Defendant challenges the propriety of certain jury instructions. He objects to I.P.I.—Civil, No. 1.03, which advised the jury that it might draw inferences from circumstantial evidence. He says that this instruction is erroneous for the jury would believe that such evidence did exist when, as he concludes, none did. Further argument is directed to I.P.I.—Civil, No. 10.08, concerning evidence of careful habits, which he asserts was not properly presented and which he maintains conveyed to the jury the inference that evidence of careful habits would overcome any contrary evidence found at the scene of the accident. He attacks I.P.I.—Civil, No. 2.07, which permits the jury to consider the number of witnesses who testified to a fact in its determination if that fact was proved. He argues that this instruction inferred that *252plaintiff might sustain its burden of proof by merely producing a greater number of witnesses.

Defendant’s arguments concerning the propriety of the aforementioned instructions are without merit.
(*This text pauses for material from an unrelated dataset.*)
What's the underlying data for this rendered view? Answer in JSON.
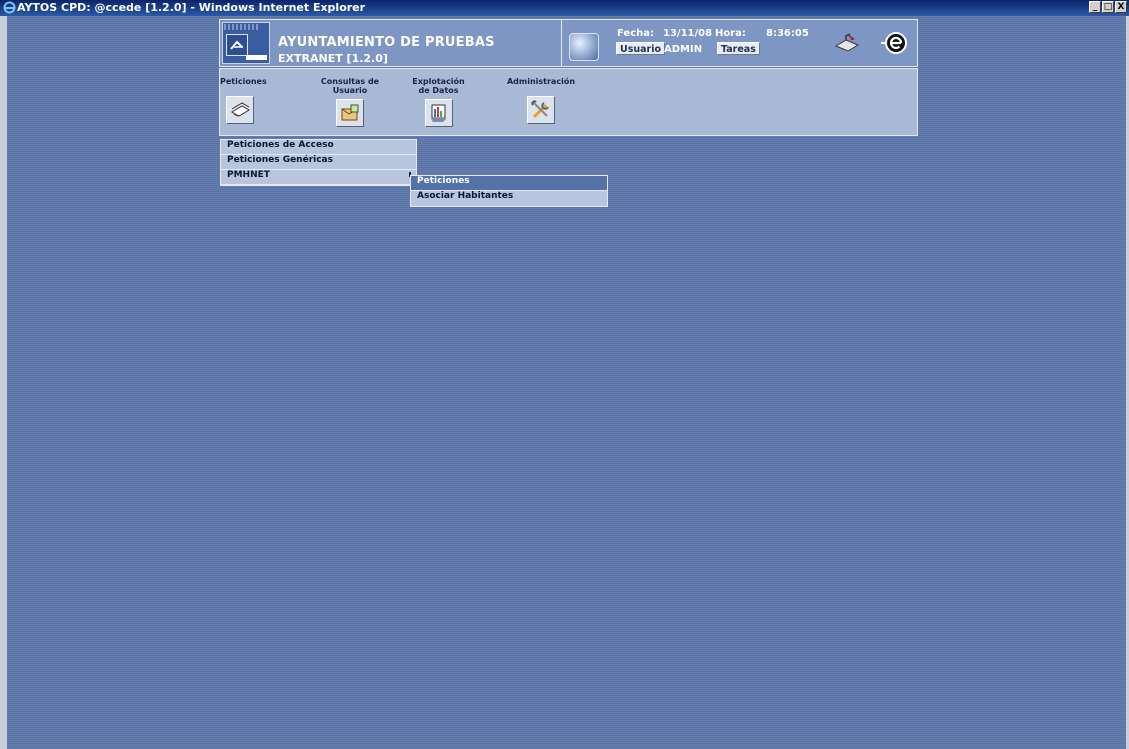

Having examined the record, we conclude that there was circumstantial evidence presented from which the jury might draw reasonable inferences. Defendant misconstrues the instruction concerning deceased’s careful habits, for it specifically provides that the inference of due care is “overcome by believable evidence.” He similarly misinterprets the instruction pertaining to the number of witnesses presented, for the remainder of that instruction states that “the number of witnesses alone is not conclusive if the testimony of the lesser number is more convincing.” We have held that instructions are to be considered in a series. (Baran v. City of Chicago Heights, 43 Ill.2d 177, 182.) After review of the instructions, we conclude that the jury was properly instructed.

Other errors of which defendant complains are based on his contention that evidence of remarriage and adoption should have been admitted. Having previously found no error in the trial court’s exclusion of these matters, discussion is unwarranted.

For these reasons the judgment of the appellate court is reversed and the judgment of the circuit court affirmed.

Appellate court reversed; circuit court affirmed.